Common Roll candidates discuss various issues ahead of General Election
Improving Niue’s roads, investment in education and health, Concerns over the most recent audit report from the New Zealand Auditor General and more engagement and empowerment of youths.
These have been some of the main issues raised and discussed by Common Roll candidates during a Q and A session held at the USP Niue campus last night.
Common Roll candidates included Mark Blumsky, Young Vivian, O’love Jacobsen, Kenneth Green, Stanley Kalauni, Ida Hekesi, Catherine Papani, Togia Sioneholo, Terry Coe, Richard Hipa and Alana Fiafia Rex.
Each candidate used the platform to share their individual manifesto.
84-year-old Former Premier Young Vivian spoke about Covid 19 and its impact on the country’s tourism.
He claimed that the worst is yet to come and the need for Niue to improve its health and response capacity.
Vivian emphasized the importance of returning to traditional resources and not relying to heavily on New Zealand.
Former Wellington Mayor Mark Blumsky highlighted concerns over Niue’s recent audit reports tabled in Parliament stating that it was a reputational risk for Niue.
Blumsky stated that Niue needs to know how important donors are and how poor it looks when accountability and transparency are not followed.
He also highlighted that apart from Tourism being a key sector, agriculture is a major potential for generating revenue particularly hydroponics, drawing on his experiences of a hydroponics business on the island.
Blumsky said he knows there is a big market in New Zealand as Niue’s herbs are in demand and could be a lucrative commodity for Niue.
Another Common Roll candidate, Catherine Papani emphasized that actions speak louder than words when it comes to leadership and service to the people which she aspires to do if elected to Parliament.
Papani said she aims to improve Niue’s standing and improve infrastructure and strengthen the private sector.
She said there needs to be a level playing field with the State-Owned Enterprises and the private sector which usually compete in an already small country.

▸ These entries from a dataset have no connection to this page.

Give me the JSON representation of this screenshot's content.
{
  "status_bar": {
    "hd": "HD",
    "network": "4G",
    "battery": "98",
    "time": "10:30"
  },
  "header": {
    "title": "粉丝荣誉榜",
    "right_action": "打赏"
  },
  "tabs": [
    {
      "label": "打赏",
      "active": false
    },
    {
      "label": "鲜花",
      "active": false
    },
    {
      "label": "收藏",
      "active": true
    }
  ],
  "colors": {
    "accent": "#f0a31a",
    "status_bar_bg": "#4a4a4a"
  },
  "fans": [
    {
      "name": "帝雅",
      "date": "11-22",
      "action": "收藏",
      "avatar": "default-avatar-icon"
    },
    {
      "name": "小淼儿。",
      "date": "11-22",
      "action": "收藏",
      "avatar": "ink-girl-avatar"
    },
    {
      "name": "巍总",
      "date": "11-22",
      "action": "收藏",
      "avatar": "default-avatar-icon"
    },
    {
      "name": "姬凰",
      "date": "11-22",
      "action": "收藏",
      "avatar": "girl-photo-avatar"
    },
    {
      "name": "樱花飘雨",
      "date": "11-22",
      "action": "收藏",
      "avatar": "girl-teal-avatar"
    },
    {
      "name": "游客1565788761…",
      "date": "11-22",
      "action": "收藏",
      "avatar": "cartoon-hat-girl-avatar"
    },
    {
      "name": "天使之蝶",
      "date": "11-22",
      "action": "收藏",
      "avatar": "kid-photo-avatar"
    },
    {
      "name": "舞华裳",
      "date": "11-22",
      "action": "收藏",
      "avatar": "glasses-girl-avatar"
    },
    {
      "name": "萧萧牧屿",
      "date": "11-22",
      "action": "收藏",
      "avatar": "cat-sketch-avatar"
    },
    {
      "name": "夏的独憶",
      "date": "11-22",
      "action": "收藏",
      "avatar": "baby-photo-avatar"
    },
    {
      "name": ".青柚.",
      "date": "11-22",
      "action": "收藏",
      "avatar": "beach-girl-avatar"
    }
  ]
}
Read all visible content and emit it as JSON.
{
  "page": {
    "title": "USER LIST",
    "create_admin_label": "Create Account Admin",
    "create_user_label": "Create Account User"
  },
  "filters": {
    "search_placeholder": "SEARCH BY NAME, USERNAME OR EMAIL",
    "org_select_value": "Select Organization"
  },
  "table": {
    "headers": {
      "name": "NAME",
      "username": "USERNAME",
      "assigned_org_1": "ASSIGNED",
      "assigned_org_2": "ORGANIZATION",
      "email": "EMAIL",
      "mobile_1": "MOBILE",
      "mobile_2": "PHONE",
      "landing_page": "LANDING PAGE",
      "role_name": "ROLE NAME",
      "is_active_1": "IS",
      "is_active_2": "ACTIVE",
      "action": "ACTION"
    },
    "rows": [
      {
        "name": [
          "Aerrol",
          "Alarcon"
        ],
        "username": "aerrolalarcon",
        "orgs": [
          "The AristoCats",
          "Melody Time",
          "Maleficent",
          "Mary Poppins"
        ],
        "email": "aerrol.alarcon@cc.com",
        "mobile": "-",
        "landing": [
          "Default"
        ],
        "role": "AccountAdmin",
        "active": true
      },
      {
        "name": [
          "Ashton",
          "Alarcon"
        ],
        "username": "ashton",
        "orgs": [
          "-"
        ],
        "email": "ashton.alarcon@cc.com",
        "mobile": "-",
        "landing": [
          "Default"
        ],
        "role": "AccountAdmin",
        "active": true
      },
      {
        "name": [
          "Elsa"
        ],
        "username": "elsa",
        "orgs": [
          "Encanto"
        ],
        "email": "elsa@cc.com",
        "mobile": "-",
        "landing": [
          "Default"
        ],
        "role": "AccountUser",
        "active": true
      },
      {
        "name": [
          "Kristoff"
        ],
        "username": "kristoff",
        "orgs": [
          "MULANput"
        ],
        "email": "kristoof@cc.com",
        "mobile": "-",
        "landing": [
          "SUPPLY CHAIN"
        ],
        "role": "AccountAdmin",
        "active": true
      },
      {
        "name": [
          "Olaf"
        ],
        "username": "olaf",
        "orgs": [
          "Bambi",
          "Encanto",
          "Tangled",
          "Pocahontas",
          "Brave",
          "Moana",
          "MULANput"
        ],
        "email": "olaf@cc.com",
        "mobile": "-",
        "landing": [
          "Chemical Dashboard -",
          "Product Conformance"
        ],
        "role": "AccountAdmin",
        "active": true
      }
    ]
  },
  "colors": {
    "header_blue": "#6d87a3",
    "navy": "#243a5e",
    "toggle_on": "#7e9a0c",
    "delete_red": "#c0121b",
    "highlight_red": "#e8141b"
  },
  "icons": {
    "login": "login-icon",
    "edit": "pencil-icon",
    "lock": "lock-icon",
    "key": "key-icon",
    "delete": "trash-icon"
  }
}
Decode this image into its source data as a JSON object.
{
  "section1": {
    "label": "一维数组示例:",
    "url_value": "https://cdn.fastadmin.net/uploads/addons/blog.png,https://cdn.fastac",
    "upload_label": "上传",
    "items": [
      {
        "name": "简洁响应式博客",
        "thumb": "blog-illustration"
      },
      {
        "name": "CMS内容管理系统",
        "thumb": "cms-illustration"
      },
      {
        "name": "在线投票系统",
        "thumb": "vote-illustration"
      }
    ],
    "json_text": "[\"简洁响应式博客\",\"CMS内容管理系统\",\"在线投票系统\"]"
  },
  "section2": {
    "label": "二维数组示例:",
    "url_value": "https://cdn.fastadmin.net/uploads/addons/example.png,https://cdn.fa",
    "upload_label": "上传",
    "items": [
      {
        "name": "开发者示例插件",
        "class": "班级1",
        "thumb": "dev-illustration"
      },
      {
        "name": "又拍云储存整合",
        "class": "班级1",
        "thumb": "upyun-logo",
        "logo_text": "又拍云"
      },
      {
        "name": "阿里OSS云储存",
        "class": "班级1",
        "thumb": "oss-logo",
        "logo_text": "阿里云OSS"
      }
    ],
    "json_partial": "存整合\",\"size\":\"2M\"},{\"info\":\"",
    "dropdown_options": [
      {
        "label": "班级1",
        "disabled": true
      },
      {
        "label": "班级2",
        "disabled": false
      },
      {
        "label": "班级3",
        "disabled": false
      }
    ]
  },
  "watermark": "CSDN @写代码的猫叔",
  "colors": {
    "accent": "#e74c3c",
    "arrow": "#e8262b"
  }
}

One of the youngest candidates Kenneth Green said he is advocating for more youth participation in politics, proposing for two common roll seats to be reserved for youths.
He said he also aims to do more for the advancement and empowerment of youths through more engagement in various avenues.
Participants also had the opportunity to ask the candidates directly about various issues.